### Activity
For the records below, give the number of lines where the string "Aqua" occurs. Include nothing else.

### Records supplied
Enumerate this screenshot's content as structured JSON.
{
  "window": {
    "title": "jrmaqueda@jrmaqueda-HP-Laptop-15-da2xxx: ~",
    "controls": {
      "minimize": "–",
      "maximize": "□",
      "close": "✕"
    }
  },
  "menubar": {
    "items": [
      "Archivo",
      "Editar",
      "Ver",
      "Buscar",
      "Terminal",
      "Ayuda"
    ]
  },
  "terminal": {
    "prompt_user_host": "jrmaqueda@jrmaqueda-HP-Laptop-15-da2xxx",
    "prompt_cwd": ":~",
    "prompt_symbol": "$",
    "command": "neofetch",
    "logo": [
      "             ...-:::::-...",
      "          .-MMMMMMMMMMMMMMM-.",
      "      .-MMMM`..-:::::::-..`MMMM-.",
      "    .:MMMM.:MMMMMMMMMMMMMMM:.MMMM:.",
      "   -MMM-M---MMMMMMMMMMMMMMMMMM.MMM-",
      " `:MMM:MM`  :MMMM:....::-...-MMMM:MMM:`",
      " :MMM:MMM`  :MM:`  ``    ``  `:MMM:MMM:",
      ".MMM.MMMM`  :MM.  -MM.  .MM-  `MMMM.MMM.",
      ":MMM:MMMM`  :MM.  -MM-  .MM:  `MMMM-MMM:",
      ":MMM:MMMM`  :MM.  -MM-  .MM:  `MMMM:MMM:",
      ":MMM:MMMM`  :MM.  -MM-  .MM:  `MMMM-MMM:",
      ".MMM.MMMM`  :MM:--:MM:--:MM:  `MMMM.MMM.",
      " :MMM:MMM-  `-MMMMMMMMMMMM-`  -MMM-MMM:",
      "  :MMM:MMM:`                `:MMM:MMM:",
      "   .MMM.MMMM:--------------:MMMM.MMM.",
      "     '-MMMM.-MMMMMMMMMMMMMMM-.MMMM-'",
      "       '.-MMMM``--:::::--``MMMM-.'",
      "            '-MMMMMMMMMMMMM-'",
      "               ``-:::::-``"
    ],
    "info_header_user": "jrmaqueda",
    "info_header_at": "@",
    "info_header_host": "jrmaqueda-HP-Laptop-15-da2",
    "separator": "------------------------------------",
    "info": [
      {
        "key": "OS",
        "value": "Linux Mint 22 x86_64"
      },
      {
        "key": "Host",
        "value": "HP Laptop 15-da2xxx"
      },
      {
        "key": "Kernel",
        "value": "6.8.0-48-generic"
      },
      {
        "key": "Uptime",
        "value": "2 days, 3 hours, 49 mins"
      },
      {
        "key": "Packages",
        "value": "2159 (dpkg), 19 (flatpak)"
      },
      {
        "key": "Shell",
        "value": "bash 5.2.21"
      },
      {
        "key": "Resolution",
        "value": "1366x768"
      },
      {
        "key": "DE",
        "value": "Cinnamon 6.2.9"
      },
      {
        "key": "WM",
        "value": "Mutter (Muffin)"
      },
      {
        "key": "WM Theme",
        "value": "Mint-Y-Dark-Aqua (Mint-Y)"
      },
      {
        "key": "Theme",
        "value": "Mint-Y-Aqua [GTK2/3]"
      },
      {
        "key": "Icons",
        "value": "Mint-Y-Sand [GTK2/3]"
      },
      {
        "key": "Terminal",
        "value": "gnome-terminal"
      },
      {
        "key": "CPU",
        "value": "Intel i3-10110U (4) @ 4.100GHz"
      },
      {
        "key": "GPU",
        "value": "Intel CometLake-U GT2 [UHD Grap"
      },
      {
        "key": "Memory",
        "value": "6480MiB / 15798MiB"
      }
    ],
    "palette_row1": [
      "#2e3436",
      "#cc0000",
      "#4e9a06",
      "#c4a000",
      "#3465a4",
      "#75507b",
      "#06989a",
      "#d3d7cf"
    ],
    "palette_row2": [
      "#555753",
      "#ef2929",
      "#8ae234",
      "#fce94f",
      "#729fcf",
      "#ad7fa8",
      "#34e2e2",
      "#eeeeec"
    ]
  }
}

### Written response
2